…before descending back to the base. There’s actually nothing else at the top of this climb besides the nice view towards Hobart and only one road up the mountain.

I know I bang on about Zwift a lot, but it really has saved my cycling over the past couple of dark and cold months. There is no way I’d be as fit as I am or as motivated as I am right now without it. Bring on Spring and Summer!

Cycling and Hearing Damage?

The subject of hearing loss from wind noise has always played on my mind. When you’re bombing around at 20+ mile an hour in the paceline, flying down your favourite descent or just battling a strong headwind – the noise from the resulting wind rush can get quite loud. Sometimes you notice it, sometimes you don’t, but it’s there. Should we be worried about it?

Huh? What did you say? Time for cake?

Ever been sitting somewhere and seen a bunch of cyclists ride by having a good old chat to each other? They need to raise their voices quite a lot just to be heard clearly by one another! Here’s an interesting article from Cycling Tips discussing the issue:

https://cyclingtips.com/2017/08/listen-cyclists-risk-hearing-loss/

About to head back down the mountain, should I pop my earplugs in?

On my motorbike I always wear hearing protection (disposable foam earplugs rated at 30 decibel reduction). Even with a full-faced helmet the wind noise can easily reach damaging levels, enough to cause permanent hearing loss as well as increasing fatigue and distraction levels.

Wearing earplugs is not something I plan on doing while out cycling. I haven’t heard any reports of pro cyclists suffering hearing damage, but that doesn’t mean it’s not happening.
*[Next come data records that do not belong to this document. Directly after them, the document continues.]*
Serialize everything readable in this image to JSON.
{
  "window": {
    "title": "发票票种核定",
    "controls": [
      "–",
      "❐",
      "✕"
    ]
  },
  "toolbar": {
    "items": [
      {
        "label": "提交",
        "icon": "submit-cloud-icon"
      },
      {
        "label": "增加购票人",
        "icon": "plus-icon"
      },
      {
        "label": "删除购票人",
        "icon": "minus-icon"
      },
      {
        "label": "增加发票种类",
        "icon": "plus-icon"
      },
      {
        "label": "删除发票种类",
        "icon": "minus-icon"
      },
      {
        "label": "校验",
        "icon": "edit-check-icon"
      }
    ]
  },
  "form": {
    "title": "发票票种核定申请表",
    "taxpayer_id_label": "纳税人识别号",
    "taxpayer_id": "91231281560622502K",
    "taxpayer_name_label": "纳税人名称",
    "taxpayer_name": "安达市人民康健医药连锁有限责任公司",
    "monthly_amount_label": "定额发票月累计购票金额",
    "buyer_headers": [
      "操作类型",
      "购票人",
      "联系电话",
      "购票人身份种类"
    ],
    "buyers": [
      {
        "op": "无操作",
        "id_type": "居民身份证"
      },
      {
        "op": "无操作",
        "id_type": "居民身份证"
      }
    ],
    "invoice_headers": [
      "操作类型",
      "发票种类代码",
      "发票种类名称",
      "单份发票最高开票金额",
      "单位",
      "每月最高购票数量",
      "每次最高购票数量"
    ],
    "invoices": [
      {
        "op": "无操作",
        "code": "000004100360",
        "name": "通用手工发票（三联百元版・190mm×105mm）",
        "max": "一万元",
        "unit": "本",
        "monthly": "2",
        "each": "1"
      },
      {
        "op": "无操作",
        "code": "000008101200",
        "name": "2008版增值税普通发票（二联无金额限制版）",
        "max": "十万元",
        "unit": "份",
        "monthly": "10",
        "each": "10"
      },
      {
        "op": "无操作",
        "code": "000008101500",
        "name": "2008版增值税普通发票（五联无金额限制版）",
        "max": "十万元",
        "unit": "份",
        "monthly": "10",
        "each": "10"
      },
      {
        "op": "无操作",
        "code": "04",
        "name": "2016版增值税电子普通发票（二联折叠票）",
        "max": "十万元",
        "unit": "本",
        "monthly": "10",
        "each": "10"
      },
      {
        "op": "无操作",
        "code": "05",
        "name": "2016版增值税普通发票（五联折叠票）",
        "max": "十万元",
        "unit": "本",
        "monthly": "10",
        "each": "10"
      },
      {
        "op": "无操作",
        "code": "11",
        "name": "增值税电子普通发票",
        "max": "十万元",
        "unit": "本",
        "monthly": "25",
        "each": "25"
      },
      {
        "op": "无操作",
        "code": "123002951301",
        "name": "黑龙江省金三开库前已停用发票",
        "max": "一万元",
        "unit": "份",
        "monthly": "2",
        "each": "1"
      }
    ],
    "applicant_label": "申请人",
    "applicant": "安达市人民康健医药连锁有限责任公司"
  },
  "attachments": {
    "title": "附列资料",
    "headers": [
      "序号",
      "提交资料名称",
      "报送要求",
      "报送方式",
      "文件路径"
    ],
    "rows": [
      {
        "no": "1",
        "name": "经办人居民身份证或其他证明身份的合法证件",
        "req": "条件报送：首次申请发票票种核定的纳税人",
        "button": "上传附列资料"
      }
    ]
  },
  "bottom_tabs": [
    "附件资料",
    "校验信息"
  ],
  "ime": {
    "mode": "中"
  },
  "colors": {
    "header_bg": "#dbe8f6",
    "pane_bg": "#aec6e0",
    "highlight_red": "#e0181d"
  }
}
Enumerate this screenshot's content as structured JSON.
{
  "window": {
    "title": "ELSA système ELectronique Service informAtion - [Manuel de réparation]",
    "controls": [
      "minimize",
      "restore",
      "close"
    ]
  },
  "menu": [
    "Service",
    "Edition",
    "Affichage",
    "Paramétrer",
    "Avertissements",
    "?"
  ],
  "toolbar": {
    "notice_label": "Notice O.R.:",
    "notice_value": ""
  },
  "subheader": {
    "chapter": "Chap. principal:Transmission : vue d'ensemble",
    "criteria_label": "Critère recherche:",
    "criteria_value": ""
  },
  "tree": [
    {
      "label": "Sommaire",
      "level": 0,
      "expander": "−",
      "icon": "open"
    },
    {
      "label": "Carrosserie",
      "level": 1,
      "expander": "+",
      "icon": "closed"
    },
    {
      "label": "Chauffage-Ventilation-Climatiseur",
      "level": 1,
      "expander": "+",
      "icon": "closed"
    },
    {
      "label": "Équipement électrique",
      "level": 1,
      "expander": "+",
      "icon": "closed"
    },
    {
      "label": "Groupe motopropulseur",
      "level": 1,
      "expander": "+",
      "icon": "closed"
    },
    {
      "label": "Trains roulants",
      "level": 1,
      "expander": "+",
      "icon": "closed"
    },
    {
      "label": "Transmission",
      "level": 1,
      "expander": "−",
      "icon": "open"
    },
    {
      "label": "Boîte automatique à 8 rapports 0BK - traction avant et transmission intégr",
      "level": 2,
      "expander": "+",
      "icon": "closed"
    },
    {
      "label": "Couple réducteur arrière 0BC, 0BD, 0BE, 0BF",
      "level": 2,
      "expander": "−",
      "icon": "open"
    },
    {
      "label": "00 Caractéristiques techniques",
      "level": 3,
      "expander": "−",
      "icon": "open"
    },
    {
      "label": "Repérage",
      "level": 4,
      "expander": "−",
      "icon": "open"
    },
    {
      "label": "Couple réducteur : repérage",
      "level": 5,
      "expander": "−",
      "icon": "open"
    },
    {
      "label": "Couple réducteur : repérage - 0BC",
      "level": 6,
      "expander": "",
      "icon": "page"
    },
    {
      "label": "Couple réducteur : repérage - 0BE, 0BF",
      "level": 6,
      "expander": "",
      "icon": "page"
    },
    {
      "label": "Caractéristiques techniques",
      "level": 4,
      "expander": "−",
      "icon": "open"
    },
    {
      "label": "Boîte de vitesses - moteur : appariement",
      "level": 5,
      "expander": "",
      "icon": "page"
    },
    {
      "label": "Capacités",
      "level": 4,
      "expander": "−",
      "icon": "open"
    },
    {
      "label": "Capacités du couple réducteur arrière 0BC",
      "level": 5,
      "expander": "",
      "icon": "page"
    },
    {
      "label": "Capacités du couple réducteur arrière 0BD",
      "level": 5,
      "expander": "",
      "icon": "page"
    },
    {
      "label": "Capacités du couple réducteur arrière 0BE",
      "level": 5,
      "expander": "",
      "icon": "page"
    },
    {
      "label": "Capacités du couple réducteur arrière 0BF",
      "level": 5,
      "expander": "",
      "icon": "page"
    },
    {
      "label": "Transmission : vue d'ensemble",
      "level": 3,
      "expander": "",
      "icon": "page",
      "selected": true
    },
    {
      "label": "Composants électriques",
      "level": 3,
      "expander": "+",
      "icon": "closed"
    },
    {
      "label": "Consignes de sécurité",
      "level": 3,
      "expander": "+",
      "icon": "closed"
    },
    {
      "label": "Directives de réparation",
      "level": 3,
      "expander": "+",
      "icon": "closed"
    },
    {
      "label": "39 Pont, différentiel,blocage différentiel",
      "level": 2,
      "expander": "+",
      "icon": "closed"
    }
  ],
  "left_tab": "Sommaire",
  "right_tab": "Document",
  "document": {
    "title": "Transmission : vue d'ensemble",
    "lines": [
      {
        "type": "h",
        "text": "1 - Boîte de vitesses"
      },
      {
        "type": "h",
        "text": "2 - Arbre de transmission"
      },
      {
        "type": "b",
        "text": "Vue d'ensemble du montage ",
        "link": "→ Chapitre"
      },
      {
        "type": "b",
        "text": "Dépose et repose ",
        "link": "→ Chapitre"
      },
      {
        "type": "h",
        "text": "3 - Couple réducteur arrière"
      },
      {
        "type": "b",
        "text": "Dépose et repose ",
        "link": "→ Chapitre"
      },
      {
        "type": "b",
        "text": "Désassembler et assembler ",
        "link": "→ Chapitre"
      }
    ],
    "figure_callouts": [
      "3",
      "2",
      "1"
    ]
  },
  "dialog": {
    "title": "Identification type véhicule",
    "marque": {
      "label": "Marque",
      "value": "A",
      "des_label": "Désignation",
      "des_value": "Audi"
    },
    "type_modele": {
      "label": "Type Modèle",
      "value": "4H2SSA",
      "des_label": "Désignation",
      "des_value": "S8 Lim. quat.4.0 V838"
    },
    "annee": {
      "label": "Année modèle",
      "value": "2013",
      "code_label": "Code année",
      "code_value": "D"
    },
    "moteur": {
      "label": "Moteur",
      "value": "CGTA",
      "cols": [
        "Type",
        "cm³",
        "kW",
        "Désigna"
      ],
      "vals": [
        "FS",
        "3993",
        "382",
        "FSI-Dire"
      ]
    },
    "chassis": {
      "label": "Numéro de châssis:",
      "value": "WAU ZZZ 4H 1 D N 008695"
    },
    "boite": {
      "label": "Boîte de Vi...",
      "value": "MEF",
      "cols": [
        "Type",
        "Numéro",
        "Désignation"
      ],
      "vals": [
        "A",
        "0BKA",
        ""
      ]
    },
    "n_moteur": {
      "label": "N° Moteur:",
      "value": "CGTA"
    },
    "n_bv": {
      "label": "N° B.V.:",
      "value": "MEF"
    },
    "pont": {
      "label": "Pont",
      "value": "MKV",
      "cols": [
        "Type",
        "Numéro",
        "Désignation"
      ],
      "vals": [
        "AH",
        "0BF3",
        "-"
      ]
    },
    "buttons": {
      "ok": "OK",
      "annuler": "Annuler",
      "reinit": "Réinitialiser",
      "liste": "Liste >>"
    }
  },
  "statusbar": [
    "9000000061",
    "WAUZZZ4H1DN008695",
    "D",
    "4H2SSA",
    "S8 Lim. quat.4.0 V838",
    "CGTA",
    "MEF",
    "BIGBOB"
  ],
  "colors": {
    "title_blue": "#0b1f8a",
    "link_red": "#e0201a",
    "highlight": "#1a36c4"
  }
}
Maybe future helmet technology will focus on reducing wind noise? My aero road helmet (Bontrager Ballista) is noticeably quieter than my heavily vented Specialized Propero, so there’s definitely something in it.